ACTIVITY: Collect each line of the entries that holds the string "flag".

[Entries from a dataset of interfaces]
*** Block opens ***
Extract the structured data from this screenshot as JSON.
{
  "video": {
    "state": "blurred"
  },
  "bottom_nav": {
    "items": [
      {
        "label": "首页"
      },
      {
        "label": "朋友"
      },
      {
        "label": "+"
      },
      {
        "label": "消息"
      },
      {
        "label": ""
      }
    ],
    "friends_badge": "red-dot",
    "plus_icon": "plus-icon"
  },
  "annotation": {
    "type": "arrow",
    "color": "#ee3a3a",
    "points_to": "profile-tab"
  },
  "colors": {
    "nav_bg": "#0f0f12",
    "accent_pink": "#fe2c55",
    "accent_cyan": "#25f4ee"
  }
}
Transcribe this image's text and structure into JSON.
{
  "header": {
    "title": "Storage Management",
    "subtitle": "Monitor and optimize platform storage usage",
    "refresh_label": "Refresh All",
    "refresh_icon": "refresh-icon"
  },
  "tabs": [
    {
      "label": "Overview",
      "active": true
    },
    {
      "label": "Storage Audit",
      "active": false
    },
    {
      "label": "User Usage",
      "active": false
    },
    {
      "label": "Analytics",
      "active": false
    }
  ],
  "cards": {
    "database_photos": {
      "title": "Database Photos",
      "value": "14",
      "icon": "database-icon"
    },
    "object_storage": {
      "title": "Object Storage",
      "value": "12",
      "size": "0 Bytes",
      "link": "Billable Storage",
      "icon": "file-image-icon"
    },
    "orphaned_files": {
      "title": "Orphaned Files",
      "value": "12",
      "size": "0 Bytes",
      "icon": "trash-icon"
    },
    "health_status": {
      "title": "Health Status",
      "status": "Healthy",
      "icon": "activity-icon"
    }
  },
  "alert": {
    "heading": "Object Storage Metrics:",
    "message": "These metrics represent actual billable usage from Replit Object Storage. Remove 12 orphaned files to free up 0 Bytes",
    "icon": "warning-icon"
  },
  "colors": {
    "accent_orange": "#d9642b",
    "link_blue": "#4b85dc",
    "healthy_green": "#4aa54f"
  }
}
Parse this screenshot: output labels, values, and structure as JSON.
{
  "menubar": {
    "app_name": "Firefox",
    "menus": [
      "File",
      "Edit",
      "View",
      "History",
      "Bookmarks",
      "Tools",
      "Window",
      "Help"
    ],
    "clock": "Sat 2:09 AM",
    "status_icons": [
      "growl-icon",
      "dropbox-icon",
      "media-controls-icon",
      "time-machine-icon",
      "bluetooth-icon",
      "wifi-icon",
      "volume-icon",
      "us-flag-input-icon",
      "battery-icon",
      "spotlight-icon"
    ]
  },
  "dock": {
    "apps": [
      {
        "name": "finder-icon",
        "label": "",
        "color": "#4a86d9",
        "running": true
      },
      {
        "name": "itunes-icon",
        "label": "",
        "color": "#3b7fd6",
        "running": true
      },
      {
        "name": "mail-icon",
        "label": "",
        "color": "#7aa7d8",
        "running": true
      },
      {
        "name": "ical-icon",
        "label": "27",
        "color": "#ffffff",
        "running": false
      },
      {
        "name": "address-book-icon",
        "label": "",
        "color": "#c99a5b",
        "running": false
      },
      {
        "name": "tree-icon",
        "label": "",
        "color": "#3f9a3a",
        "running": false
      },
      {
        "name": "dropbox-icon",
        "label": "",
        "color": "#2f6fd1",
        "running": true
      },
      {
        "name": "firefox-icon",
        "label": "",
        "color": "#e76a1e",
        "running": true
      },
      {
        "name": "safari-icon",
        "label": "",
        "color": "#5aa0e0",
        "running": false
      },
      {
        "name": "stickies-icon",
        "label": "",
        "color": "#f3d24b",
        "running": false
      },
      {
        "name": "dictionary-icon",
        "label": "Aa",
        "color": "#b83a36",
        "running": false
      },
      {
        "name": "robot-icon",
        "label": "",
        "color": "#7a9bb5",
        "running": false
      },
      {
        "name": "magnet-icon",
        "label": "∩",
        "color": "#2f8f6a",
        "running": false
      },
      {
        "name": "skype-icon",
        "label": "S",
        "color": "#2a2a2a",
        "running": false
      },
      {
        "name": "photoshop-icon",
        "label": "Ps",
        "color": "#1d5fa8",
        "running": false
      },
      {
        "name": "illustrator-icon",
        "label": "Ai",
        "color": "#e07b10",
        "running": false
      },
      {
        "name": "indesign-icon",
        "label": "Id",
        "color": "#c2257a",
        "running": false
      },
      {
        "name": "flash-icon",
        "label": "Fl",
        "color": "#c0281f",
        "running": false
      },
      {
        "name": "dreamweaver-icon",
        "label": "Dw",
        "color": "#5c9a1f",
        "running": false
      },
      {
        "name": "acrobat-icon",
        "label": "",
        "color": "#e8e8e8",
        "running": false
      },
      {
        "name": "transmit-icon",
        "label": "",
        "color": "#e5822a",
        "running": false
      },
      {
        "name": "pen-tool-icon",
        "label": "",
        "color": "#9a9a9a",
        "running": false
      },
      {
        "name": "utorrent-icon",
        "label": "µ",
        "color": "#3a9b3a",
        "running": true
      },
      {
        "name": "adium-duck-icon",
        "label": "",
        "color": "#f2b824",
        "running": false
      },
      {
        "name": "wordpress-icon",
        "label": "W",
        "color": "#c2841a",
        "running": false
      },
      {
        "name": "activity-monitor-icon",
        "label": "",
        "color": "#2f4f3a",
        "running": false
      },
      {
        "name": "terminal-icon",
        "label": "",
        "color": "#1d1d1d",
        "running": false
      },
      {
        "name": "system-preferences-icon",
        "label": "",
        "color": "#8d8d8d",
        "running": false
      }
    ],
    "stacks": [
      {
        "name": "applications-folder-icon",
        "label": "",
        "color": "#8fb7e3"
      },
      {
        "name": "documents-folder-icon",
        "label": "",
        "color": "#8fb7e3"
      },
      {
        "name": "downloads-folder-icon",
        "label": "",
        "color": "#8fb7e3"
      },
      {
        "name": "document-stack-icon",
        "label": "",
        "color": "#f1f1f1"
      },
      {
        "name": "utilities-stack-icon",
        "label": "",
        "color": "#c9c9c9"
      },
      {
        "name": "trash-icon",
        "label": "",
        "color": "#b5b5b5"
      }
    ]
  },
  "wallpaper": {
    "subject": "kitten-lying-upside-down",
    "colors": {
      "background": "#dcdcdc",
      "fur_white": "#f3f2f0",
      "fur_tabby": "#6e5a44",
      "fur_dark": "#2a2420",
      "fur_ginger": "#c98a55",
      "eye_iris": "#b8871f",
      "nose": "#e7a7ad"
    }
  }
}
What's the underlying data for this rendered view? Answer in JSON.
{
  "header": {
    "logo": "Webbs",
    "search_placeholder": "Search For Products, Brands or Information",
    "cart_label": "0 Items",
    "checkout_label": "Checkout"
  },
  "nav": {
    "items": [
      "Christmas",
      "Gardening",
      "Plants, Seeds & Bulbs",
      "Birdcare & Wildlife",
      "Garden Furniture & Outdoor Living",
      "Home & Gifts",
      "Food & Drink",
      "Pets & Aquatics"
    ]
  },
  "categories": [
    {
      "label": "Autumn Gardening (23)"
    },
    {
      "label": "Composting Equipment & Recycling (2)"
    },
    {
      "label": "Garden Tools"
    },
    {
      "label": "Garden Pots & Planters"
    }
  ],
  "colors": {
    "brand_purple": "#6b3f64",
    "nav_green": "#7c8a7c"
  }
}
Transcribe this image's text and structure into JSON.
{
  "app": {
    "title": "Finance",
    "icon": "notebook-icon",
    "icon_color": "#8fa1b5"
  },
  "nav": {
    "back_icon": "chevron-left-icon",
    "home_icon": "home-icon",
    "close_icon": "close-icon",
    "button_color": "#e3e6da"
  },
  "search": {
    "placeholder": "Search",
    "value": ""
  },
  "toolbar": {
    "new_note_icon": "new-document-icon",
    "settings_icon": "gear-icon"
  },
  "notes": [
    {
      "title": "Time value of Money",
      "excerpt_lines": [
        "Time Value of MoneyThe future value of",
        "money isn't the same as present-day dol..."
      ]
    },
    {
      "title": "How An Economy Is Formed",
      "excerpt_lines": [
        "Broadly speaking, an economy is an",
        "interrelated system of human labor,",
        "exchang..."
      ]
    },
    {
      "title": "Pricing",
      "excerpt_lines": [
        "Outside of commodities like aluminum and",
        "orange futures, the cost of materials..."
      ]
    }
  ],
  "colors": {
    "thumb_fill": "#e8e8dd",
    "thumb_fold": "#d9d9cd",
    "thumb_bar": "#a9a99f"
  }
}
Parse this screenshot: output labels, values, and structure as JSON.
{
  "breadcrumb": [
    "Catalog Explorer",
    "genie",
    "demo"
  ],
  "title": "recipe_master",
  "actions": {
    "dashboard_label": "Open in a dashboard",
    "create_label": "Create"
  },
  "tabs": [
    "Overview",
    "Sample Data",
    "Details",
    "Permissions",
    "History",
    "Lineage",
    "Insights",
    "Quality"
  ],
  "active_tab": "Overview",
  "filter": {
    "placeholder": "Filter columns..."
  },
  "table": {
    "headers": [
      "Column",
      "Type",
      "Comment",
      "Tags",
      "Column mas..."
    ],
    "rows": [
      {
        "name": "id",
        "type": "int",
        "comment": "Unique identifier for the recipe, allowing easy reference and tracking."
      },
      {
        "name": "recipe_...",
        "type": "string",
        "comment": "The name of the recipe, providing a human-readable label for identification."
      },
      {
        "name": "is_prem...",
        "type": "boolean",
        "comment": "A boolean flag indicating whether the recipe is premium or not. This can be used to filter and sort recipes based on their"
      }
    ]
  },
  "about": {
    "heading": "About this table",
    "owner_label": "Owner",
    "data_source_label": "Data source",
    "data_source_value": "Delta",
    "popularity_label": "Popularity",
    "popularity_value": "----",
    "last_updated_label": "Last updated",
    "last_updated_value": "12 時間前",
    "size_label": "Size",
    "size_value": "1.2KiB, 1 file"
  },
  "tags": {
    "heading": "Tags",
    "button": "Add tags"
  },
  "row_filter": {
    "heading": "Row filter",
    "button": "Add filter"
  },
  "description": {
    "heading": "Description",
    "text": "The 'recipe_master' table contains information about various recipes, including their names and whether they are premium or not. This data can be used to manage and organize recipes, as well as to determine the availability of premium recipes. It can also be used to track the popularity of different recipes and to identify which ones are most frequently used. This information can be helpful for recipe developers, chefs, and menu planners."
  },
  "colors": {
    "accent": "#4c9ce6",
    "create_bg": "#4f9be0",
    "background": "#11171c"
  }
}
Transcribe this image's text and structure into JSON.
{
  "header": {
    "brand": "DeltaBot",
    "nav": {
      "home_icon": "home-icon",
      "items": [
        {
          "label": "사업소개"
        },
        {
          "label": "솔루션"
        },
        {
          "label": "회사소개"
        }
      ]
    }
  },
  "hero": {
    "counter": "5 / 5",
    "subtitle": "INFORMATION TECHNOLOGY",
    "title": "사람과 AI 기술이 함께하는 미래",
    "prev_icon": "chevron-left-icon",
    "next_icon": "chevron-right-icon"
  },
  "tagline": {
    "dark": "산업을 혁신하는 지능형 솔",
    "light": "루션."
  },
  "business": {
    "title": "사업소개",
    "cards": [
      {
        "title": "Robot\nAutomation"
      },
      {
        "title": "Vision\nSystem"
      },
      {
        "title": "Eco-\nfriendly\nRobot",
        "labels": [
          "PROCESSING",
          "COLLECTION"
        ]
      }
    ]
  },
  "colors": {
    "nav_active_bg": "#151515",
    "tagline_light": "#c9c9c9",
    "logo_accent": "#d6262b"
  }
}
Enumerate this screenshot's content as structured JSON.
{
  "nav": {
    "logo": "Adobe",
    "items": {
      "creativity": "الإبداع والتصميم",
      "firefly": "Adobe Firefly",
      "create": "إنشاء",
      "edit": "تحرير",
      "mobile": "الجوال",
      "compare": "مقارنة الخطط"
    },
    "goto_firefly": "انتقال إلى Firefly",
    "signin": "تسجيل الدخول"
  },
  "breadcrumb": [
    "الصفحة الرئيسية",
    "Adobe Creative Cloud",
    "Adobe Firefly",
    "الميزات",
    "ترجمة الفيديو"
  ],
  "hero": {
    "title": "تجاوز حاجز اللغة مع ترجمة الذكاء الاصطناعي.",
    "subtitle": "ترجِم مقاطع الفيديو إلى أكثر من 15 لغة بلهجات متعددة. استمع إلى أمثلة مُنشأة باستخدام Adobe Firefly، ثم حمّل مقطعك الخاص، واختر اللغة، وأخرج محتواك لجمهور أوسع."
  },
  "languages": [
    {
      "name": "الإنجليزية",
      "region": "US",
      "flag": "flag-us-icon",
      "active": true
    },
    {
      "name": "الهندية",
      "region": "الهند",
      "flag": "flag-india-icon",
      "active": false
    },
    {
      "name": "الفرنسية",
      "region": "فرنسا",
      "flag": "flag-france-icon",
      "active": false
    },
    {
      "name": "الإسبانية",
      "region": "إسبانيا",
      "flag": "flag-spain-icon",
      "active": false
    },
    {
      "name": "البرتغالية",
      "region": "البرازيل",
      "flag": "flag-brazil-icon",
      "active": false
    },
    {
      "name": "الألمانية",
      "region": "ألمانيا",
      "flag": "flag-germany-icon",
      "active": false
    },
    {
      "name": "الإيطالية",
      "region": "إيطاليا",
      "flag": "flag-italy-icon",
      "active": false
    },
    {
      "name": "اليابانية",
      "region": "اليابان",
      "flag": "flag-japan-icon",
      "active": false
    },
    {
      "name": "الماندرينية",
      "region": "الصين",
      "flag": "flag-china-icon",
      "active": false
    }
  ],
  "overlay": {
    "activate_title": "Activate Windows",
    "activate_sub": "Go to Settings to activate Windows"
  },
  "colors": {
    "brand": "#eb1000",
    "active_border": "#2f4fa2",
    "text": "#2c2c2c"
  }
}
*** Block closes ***
WORKED SOLUTION:
      "us-flag-input-icon",
        "comment": "A boolean flag indicating whether the recipe is premium or not. This can be used to filter and sort recipes based on their"
      "flag": "flag-us-icon",
      "flag": "flag-india-icon",
      "flag": "flag-france-icon",
      "flag": "flag-spain-icon",
      "flag": "flag-brazil-icon",
      "flag": "flag-germany-icon",
      "flag": "flag-italy-icon",
      "flag": "flag-japan-icon",
      "flag": "flag-china-icon",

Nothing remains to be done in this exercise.